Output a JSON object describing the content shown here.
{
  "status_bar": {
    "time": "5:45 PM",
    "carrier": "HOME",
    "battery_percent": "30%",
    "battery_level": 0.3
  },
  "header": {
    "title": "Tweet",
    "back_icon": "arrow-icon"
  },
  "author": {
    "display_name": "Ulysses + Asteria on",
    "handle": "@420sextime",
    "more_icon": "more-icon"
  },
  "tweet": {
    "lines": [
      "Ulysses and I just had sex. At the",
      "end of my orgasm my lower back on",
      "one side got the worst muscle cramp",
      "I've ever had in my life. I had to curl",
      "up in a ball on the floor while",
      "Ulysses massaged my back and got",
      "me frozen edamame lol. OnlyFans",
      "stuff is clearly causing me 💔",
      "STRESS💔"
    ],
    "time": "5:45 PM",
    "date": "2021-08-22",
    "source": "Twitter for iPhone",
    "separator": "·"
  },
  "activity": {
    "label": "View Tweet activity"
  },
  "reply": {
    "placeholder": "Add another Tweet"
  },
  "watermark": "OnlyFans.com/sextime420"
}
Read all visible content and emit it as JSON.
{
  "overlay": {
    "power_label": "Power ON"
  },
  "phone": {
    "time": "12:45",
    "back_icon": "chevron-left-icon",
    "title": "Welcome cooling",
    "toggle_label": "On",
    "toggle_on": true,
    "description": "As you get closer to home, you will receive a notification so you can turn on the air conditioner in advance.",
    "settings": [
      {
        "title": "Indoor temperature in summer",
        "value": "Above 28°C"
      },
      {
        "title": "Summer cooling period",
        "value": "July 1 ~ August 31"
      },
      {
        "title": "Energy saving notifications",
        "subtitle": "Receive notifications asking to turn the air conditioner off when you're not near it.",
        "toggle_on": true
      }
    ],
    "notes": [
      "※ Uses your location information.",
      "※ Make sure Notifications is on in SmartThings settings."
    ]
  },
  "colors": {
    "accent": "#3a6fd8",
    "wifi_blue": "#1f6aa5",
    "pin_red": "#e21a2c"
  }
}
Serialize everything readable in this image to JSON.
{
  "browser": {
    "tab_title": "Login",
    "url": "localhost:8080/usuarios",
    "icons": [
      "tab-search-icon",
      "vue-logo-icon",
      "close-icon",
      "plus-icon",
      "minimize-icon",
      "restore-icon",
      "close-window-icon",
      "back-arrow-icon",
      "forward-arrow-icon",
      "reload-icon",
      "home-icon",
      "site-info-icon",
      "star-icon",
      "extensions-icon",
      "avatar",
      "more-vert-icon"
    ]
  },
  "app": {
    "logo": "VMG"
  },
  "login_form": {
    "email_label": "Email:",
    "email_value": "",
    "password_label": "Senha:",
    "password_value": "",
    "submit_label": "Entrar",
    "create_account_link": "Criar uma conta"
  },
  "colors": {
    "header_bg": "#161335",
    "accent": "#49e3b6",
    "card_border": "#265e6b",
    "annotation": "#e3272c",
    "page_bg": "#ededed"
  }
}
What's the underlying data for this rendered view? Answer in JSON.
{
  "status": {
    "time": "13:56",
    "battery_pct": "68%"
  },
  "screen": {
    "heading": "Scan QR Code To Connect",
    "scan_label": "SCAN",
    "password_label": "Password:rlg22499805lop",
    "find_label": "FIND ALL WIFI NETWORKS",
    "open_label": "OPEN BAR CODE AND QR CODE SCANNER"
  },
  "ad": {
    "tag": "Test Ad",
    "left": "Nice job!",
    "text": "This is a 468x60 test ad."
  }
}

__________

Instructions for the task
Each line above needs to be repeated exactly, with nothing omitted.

Response area
Output a JSON object describing the content shown here.
{
  "status_bar": {
    "time": "5:45 PM",
    "carrier": "HOME",
    "battery_percent": "30%",
    "battery_level": 0.3
  },
  "header": {
    "title": "Tweet",
    "back_icon": "arrow-icon"
  },
  "author": {
    "display_name": "Ulysses + Asteria on",
    "handle": "@420sextime",
    "more_icon": "more-icon"
  },
  "tweet": {
    "lines": [
      "Ulysses and I just had sex. At the",
      "end of my orgasm my lower back on",
      "one side got the worst muscle cramp",
      "I've ever had in my life. I had to curl",
      "up in a ball on the floor while",
      "Ulysses massaged my back and got",
      "me frozen edamame lol. OnlyFans",
      "stuff is clearly causing me 💔",
      "STRESS💔"
    ],
    "time": "5:45 PM",
    "date": "2021-08-22",
    "source": "Twitter for iPhone",
    "separator": "·"
  },
  "activity": {
    "label": "View Tweet activity"
  },
  "reply": {
    "placeholder": "Add another Tweet"
  },
  "watermark": "OnlyFans.com/sextime420"
}
Read all visible content and emit it as JSON.
{
  "overlay": {
    "power_label": "Power ON"
  },
  "phone": {
    "time": "12:45",
    "back_icon": "chevron-left-icon",
    "title": "Welcome cooling",
    "toggle_label": "On",
    "toggle_on": true,
    "description": "As you get closer to home, you will receive a notification so you can turn on the air conditioner in advance.",
    "settings": [
      {
        "title": "Indoor temperature in summer",
        "value": "Above 28°C"
      },
      {
        "title": "Summer cooling period",
        "value": "July 1 ~ August 31"
      },
      {
        "title": "Energy saving notifications",
        "subtitle": "Receive notifications asking to turn the air conditioner off when you're not near it.",
        "toggle_on": true
      }
    ],
    "notes": [
      "※ Uses your location information.",
      "※ Make sure Notifications is on in SmartThings settings."
    ]
  },
  "colors": {
    "accent": "#3a6fd8",
    "wifi_blue": "#1f6aa5",
    "pin_red": "#e21a2c"
  }
}
Serialize everything readable in this image to JSON.
{
  "browser": {
    "tab_title": "Login",
    "url": "localhost:8080/usuarios",
    "icons": [
      "tab-search-icon",
      "vue-logo-icon",
      "close-icon",
      "plus-icon",
      "minimize-icon",
      "restore-icon",
      "close-window-icon",
      "back-arrow-icon",
      "forward-arrow-icon",
      "reload-icon",
      "home-icon",
      "site-info-icon",
      "star-icon",
      "extensions-icon",
      "avatar",
      "more-vert-icon"
    ]
  },
  "app": {
    "logo": "VMG"
  },
  "login_form": {
    "email_label": "Email:",
    "email_value": "",
    "password_label": "Senha:",
    "password_value": "",
    "submit_label": "Entrar",
    "create_account_link": "Criar uma conta"
  },
  "colors": {
    "header_bg": "#161335",
    "accent": "#49e3b6",
    "card_border": "#265e6b",
    "annotation": "#e3272c",
    "page_bg": "#ededed"
  }
}
What's the underlying data for this rendered view? Answer in JSON.
{
  "status": {
    "time": "13:56",
    "battery_pct": "68%"
  },
  "screen": {
    "heading": "Scan QR Code To Connect",
    "scan_label": "SCAN",
    "password_label": "Password:rlg22499805lop",
    "find_label": "FIND ALL WIFI NETWORKS",
    "open_label": "OPEN BAR CODE AND QR CODE SCANNER"
  },
  "ad": {
    "tag": "Test Ad",
    "left": "Nice job!",
    "text": "This is a 468x60 test ad."
  }
}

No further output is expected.